Not really, as back in the 40s, 50s, and 60s, pretty much only Railway Express Agency cars would have been included in only some passenger trains. The "top of the line" passenger trains, such as the Super Chief, California Zephyr, 20th Century Limited, Broadway Limited, etc did NOT carry express cars. Plus, as stated earlier, most fish would have been canned back in those days. By the 1960s, fresh fish would have been transported by air, on ice.

Hope to hear some more.

 

Well, I know that Connecticut towns like Stonington, Noank, etc. sent fresh fish and shellfish into NYC via express, hence the famous Grand Central Oyster Bar.  Other seafood was canned, and not a little was just ground up, squeezed to extract the oil, and then sold as fish meal fertilizer.

We have a story similar to Tom Denzel's.  Supposedly, a car carrying live lobsters derailed in North Manchester, CT.  But, not being familiar with the creepy crawling crustaceans, the locals are said to have just started hitting them with sticks.  Would definitely be worth modeling if you had the space!

Because I didn't like the stuff I have clear childhood (probably '55-'60 when I was 5-10yr old) memories of fresh Swordfish for supper. It came from the A&P supermarket in Arnold, Pa. About 300mi from the sea. The store was served by a PRR siding and although I can't speak directly regarding Swordfish shipment methods I do remember in season there would be a display of Imperial Valley cantaloupe Dad said had been unloaded from the Reefer parked on the siding. I suppose the fish could have come in by truck because the Pennsylvania Turnpike had an interchange about 5mi from the A&P but that siding often/usually had a car or cars on it. I wonder now how their distribution system worked. Surely much of what came in was in LCL lots but I have no idea as to how many carloads a month of food moved through that store. Maybe the fish came in with the meat&poultry in a Reefer from an A&P warehouse?

My railroad "Bible", Beebe and Clegg's "Mixed Train Daily", on pages 38-39, has pictures of a shipment of mullet being transferred from a Central of Georgia baggage car to a Sylvania Central center door combine baggage compartment.

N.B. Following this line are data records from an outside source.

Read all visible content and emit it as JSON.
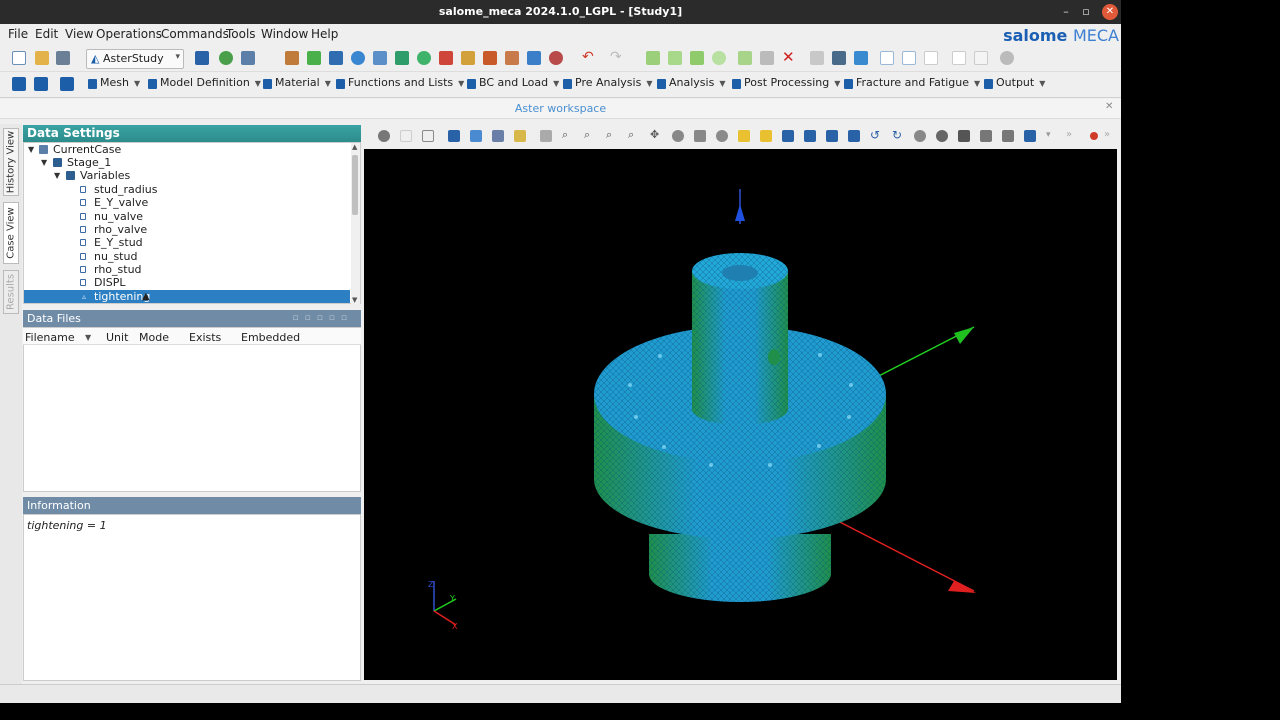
{
  "window": {
    "title": "salome_meca 2024.1.0_LGPL - [Study1]"
  },
  "menubar": {
    "items": [
      "File",
      "Edit",
      "View",
      "Operations",
      "Commands",
      "Tools",
      "Window",
      "Help"
    ]
  },
  "brand": {
    "main": "salome",
    "sub": "MECA"
  },
  "toolbar": {
    "module_combo": "AsterStudy"
  },
  "modules": [
    {
      "label": "Mesh"
    },
    {
      "label": "Model Definition"
    },
    {
      "label": "Material"
    },
    {
      "label": "Functions and Lists"
    },
    {
      "label": "BC and Load"
    },
    {
      "label": "Pre Analysis"
    },
    {
      "label": "Analysis"
    },
    {
      "label": "Post Processing"
    },
    {
      "label": "Fracture and Fatigue"
    },
    {
      "label": "Output"
    }
  ],
  "workspace": {
    "title": "Aster workspace"
  },
  "side_tabs": {
    "history": "History View",
    "case": "Case View",
    "results": "Results"
  },
  "data_settings": {
    "header": "Data Settings",
    "tree": {
      "case": "CurrentCase",
      "stage": "Stage_1",
      "variables_folder": "Variables",
      "variables": [
        "stud_radius",
        "E_Y_valve",
        "nu_valve",
        "rho_valve",
        "E_Y_stud",
        "nu_stud",
        "rho_stud",
        "DISPL",
        "tightening"
      ],
      "selected": "tightening"
    }
  },
  "data_files": {
    "header": "Data Files",
    "columns": [
      "Filename",
      "Unit",
      "Mode",
      "Exists",
      "Embedded"
    ]
  },
  "information": {
    "header": "Information",
    "text": "tightening = 1"
  },
  "axes_labels": {
    "x": "X",
    "y": "Y",
    "z": "Z"
  },
  "colors": {
    "mesh": "#1f9bd0",
    "mesh_side": "#1f8f5a",
    "selection": "#2c7fc2",
    "data_settings_header": "#2d8c8c"
  }
}
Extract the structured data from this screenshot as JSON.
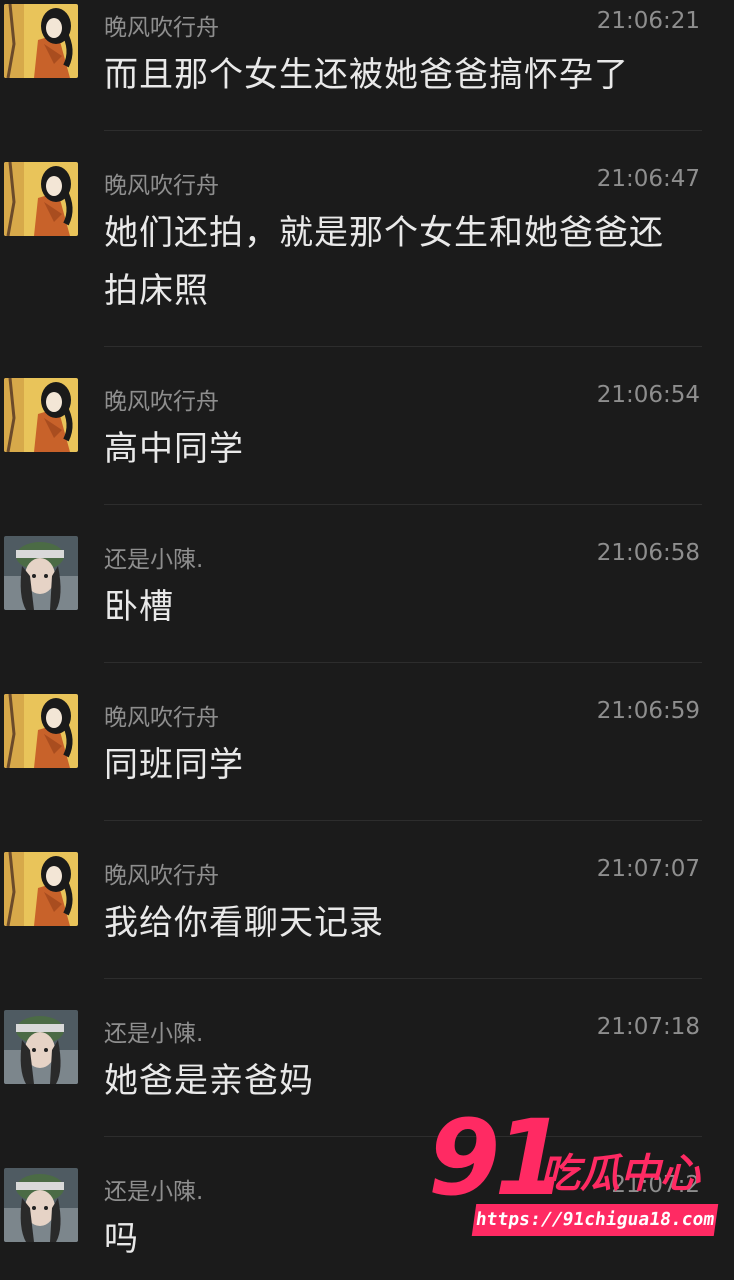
{
  "messages": [
    {
      "sender": "晚风吹行舟",
      "time": "21:06:21",
      "text": "而且那个女生还被她爸爸搞怀孕了",
      "avatar": "cartoon-avatar"
    },
    {
      "sender": "晚风吹行舟",
      "time": "21:06:47",
      "text": "她们还拍，就是那个女生和她爸爸还拍床照",
      "avatar": "cartoon-avatar"
    },
    {
      "sender": "晚风吹行舟",
      "time": "21:06:54",
      "text": "高中同学",
      "avatar": "cartoon-avatar"
    },
    {
      "sender": "还是小陳.",
      "time": "21:06:58",
      "text": "卧槽",
      "avatar": "photo-avatar"
    },
    {
      "sender": "晚风吹行舟",
      "time": "21:06:59",
      "text": "同班同学",
      "avatar": "cartoon-avatar"
    },
    {
      "sender": "晚风吹行舟",
      "time": "21:07:07",
      "text": "我给你看聊天记录",
      "avatar": "cartoon-avatar"
    },
    {
      "sender": "还是小陳.",
      "time": "21:07:18",
      "text": "她爸是亲爸妈",
      "avatar": "photo-avatar"
    },
    {
      "sender": "还是小陳.",
      "time": "21:07:2",
      "text": "吗",
      "avatar": "photo-avatar"
    }
  ],
  "watermark": {
    "number": "91",
    "brand": "吃瓜中心",
    "url": "https://91chigua18.com",
    "color": "#ff2a63"
  },
  "colors": {
    "background": "#1b1b1b",
    "meta_text": "#8e8e8e",
    "message_text": "#e9e9e9"
  }
}
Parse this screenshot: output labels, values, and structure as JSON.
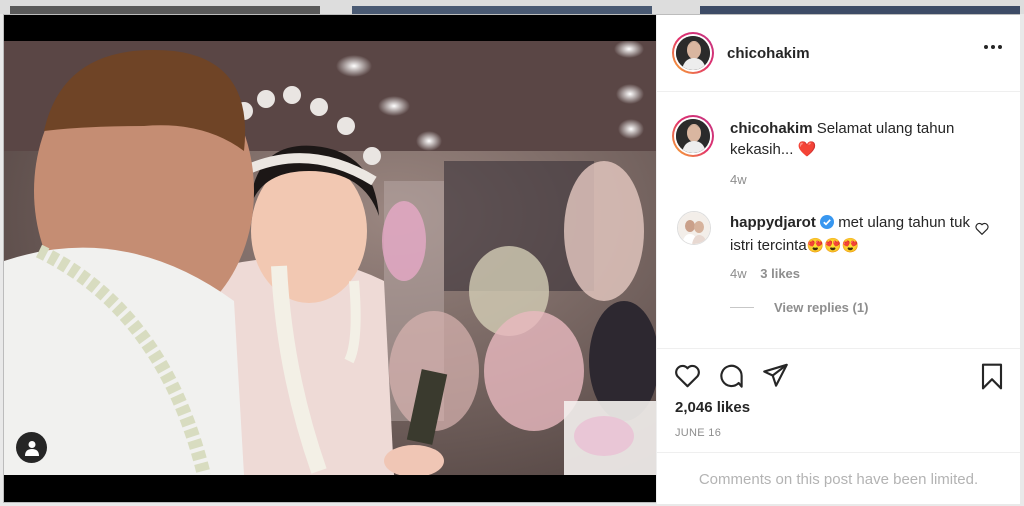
{
  "post": {
    "author": "chicohakim",
    "caption": {
      "username": "chicohakim",
      "text": "Selamat ulang tahun kekasih...",
      "emoji": "❤️",
      "age": "4w"
    },
    "comment": {
      "username": "happydjarot",
      "verified": true,
      "text": "met ulang tahun tuk istri tercinta",
      "emoji": "😍😍😍",
      "age": "4w",
      "likes": "3 likes",
      "view_replies": "View replies (1)"
    },
    "likes": "2,046 likes",
    "date": "JUNE 16",
    "comments_notice": "Comments on this post have been limited."
  },
  "icons": {
    "more": "more-options-icon",
    "like": "heart-icon",
    "comment": "comment-icon",
    "share": "paper-plane-icon",
    "save": "bookmark-icon",
    "verified": "verified-badge-icon",
    "profile": "user-profile-icon"
  },
  "colors": {
    "text": "#262626",
    "secondary": "#8e8e8e",
    "verified": "#3897f0",
    "heart": "#ed4956",
    "border": "#efefef"
  }
}
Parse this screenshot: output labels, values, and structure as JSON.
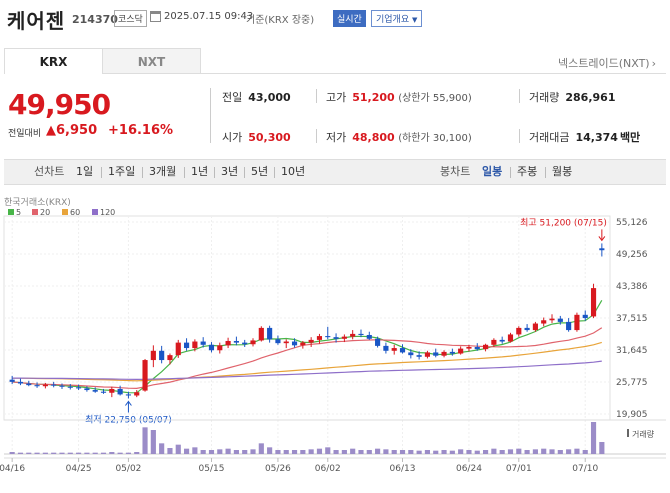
{
  "header": {
    "stock_name": "케어젠",
    "stock_code": "214370",
    "market_badge": "코스닥",
    "datetime": "2025.07.15 09:43",
    "basis": "기준(KRX 장중)",
    "realtime_badge": "실시간",
    "company_info_button": "기업개요"
  },
  "tabs": [
    {
      "label": "KRX"
    },
    {
      "label": "NXT"
    }
  ],
  "nxt_link": "넥스트레이드(NXT)",
  "quote": {
    "price": "49,950",
    "change_label": "전일대비",
    "change_value": "6,950",
    "change_pct": "+16.16%",
    "prev_close_label": "전일",
    "prev_close": "43,000",
    "high_label": "고가",
    "high": "51,200",
    "upper_limit": "(상한가 55,900)",
    "volume_label": "거래량",
    "volume": "286,961",
    "open_label": "시가",
    "open": "50,300",
    "low_label": "저가",
    "low": "48,800",
    "lower_limit": "(하한가 30,100)",
    "trade_value_label": "거래대금",
    "trade_value": "14,374",
    "trade_value_unit": "백만"
  },
  "period_bar": {
    "line_chart_label": "선차트",
    "periods": [
      "1일",
      "1주일",
      "3개월",
      "1년",
      "3년",
      "5년",
      "10년"
    ],
    "candle_label": "봉차트",
    "candle_periods": [
      "일봉",
      "주봉",
      "월봉"
    ],
    "selected_candle": "일봉"
  },
  "colors": {
    "up": "#d8191f",
    "down": "#1a56c5",
    "accent": "#2d58a8"
  },
  "chart_data": {
    "type": "candlestick",
    "title": "한국거래소(KRX)",
    "legend": [
      {
        "name": "5",
        "color": "#48b548"
      },
      {
        "name": "20",
        "color": "#e0636c"
      },
      {
        "name": "60",
        "color": "#e8a43a"
      },
      {
        "name": "120",
        "color": "#8e6fc9"
      }
    ],
    "y_ticks": [
      "55,126",
      "49,256",
      "43,386",
      "37,515",
      "31,645",
      "25,775",
      "19,905"
    ],
    "ylim": [
      19905,
      55126
    ],
    "x_ticks": [
      "04/16",
      "04/25",
      "05/02",
      "05/15",
      "05/26",
      "06/02",
      "06/13",
      "06/24",
      "07/01",
      "07/10"
    ],
    "x_tick_index": [
      0,
      8,
      14,
      24,
      32,
      38,
      47,
      55,
      61,
      69
    ],
    "annotations": {
      "max_label": "최고 51,200 (07/15)",
      "min_label": "최저 22,750 (05/07)"
    },
    "volume_label": "거래량",
    "candles": [
      {
        "o": 26200,
        "h": 26900,
        "l": 25400,
        "c": 25800
      },
      {
        "o": 25800,
        "h": 26400,
        "l": 25200,
        "c": 25500
      },
      {
        "o": 25500,
        "h": 26000,
        "l": 25000,
        "c": 25200
      },
      {
        "o": 25200,
        "h": 25700,
        "l": 24700,
        "c": 25000
      },
      {
        "o": 25000,
        "h": 25600,
        "l": 24600,
        "c": 25300
      },
      {
        "o": 25300,
        "h": 25800,
        "l": 24800,
        "c": 25100
      },
      {
        "o": 25100,
        "h": 25500,
        "l": 24500,
        "c": 24900
      },
      {
        "o": 24900,
        "h": 25400,
        "l": 24400,
        "c": 24800
      },
      {
        "o": 24800,
        "h": 25300,
        "l": 24300,
        "c": 24600
      },
      {
        "o": 24600,
        "h": 25000,
        "l": 24000,
        "c": 24300
      },
      {
        "o": 24300,
        "h": 24800,
        "l": 23800,
        "c": 24000
      },
      {
        "o": 24000,
        "h": 24500,
        "l": 23600,
        "c": 23800
      },
      {
        "o": 23800,
        "h": 24900,
        "l": 23000,
        "c": 24500
      },
      {
        "o": 24500,
        "h": 25100,
        "l": 23300,
        "c": 23500
      },
      {
        "o": 23500,
        "h": 24000,
        "l": 22750,
        "c": 23300
      },
      {
        "o": 23300,
        "h": 24300,
        "l": 23000,
        "c": 23900
      },
      {
        "o": 24200,
        "h": 30000,
        "l": 24000,
        "c": 29800
      },
      {
        "o": 29800,
        "h": 32500,
        "l": 28500,
        "c": 31500
      },
      {
        "o": 31500,
        "h": 32400,
        "l": 29200,
        "c": 29800
      },
      {
        "o": 29800,
        "h": 31000,
        "l": 29000,
        "c": 30700
      },
      {
        "o": 30700,
        "h": 33500,
        "l": 30200,
        "c": 33000
      },
      {
        "o": 33000,
        "h": 33800,
        "l": 31500,
        "c": 32000
      },
      {
        "o": 32000,
        "h": 33600,
        "l": 31400,
        "c": 33200
      },
      {
        "o": 33200,
        "h": 34000,
        "l": 32100,
        "c": 32600
      },
      {
        "o": 32600,
        "h": 33100,
        "l": 31200,
        "c": 31600
      },
      {
        "o": 31600,
        "h": 33000,
        "l": 31000,
        "c": 32500
      },
      {
        "o": 32500,
        "h": 33900,
        "l": 32000,
        "c": 33300
      },
      {
        "o": 33300,
        "h": 34100,
        "l": 32500,
        "c": 33000
      },
      {
        "o": 33000,
        "h": 33500,
        "l": 32200,
        "c": 32700
      },
      {
        "o": 32700,
        "h": 33800,
        "l": 32300,
        "c": 33400
      },
      {
        "o": 33400,
        "h": 36000,
        "l": 33200,
        "c": 35700
      },
      {
        "o": 35700,
        "h": 36100,
        "l": 33000,
        "c": 33600
      },
      {
        "o": 33600,
        "h": 34300,
        "l": 32600,
        "c": 32900
      },
      {
        "o": 32900,
        "h": 33600,
        "l": 32000,
        "c": 33200
      },
      {
        "o": 33200,
        "h": 33800,
        "l": 32100,
        "c": 32500
      },
      {
        "o": 32500,
        "h": 33300,
        "l": 31900,
        "c": 33000
      },
      {
        "o": 33000,
        "h": 34000,
        "l": 32200,
        "c": 33500
      },
      {
        "o": 33500,
        "h": 34600,
        "l": 32800,
        "c": 34200
      },
      {
        "o": 34200,
        "h": 35900,
        "l": 33600,
        "c": 34000
      },
      {
        "o": 34000,
        "h": 34700,
        "l": 33000,
        "c": 33700
      },
      {
        "o": 33700,
        "h": 34500,
        "l": 33100,
        "c": 34100
      },
      {
        "o": 34100,
        "h": 35300,
        "l": 33600,
        "c": 34600
      },
      {
        "o": 34600,
        "h": 35400,
        "l": 34000,
        "c": 34400
      },
      {
        "o": 34400,
        "h": 35000,
        "l": 33500,
        "c": 33700
      },
      {
        "o": 33700,
        "h": 34100,
        "l": 32100,
        "c": 32400
      },
      {
        "o": 32400,
        "h": 33000,
        "l": 31000,
        "c": 31500
      },
      {
        "o": 31500,
        "h": 32600,
        "l": 30800,
        "c": 32000
      },
      {
        "o": 32000,
        "h": 32700,
        "l": 31000,
        "c": 31200
      },
      {
        "o": 31200,
        "h": 31800,
        "l": 30100,
        "c": 30700
      },
      {
        "o": 30700,
        "h": 31400,
        "l": 29900,
        "c": 30400
      },
      {
        "o": 30400,
        "h": 31500,
        "l": 30100,
        "c": 31200
      },
      {
        "o": 31200,
        "h": 31900,
        "l": 30300,
        "c": 30600
      },
      {
        "o": 30600,
        "h": 31600,
        "l": 30300,
        "c": 31300
      },
      {
        "o": 31300,
        "h": 31900,
        "l": 30600,
        "c": 31000
      },
      {
        "o": 31000,
        "h": 32300,
        "l": 30800,
        "c": 31900
      },
      {
        "o": 31900,
        "h": 32600,
        "l": 31400,
        "c": 32200
      },
      {
        "o": 32200,
        "h": 32900,
        "l": 31500,
        "c": 31800
      },
      {
        "o": 31800,
        "h": 32800,
        "l": 31400,
        "c": 32600
      },
      {
        "o": 32600,
        "h": 33800,
        "l": 32200,
        "c": 33500
      },
      {
        "o": 33500,
        "h": 34100,
        "l": 32800,
        "c": 33200
      },
      {
        "o": 33200,
        "h": 34800,
        "l": 33000,
        "c": 34500
      },
      {
        "o": 34500,
        "h": 36000,
        "l": 34100,
        "c": 35700
      },
      {
        "o": 35700,
        "h": 36400,
        "l": 35000,
        "c": 35300
      },
      {
        "o": 35300,
        "h": 36800,
        "l": 35000,
        "c": 36500
      },
      {
        "o": 36500,
        "h": 37600,
        "l": 36000,
        "c": 37100
      },
      {
        "o": 37100,
        "h": 38200,
        "l": 36600,
        "c": 37400
      },
      {
        "o": 37400,
        "h": 37900,
        "l": 36300,
        "c": 36800
      },
      {
        "o": 36800,
        "h": 37500,
        "l": 35000,
        "c": 35300
      },
      {
        "o": 35300,
        "h": 38500,
        "l": 35000,
        "c": 38100
      },
      {
        "o": 38100,
        "h": 38900,
        "l": 37000,
        "c": 37500
      },
      {
        "o": 37800,
        "h": 43800,
        "l": 37500,
        "c": 43000
      },
      {
        "o": 50300,
        "h": 51200,
        "l": 48800,
        "c": 49950
      }
    ],
    "volumes": [
      3,
      2,
      2,
      2,
      2,
      2,
      2,
      2,
      2,
      2,
      2,
      2,
      3,
      2,
      2,
      3,
      40,
      36,
      16,
      9,
      14,
      8,
      10,
      6,
      6,
      7,
      8,
      6,
      6,
      7,
      16,
      10,
      6,
      6,
      6,
      6,
      7,
      8,
      10,
      6,
      6,
      8,
      6,
      6,
      8,
      7,
      6,
      6,
      6,
      5,
      6,
      5,
      6,
      5,
      7,
      6,
      5,
      6,
      8,
      6,
      7,
      8,
      6,
      7,
      8,
      7,
      6,
      7,
      8,
      6,
      48,
      18
    ]
  }
}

Add Reply

Post
OGR Publishing, Inc., 1310 Eastside Centre Ct, Suite 6, Mountain Home, AR 72653
330-757-3020

www.ogaugerr.com
×
×
×
×
Link copied to your clipboard.
×
×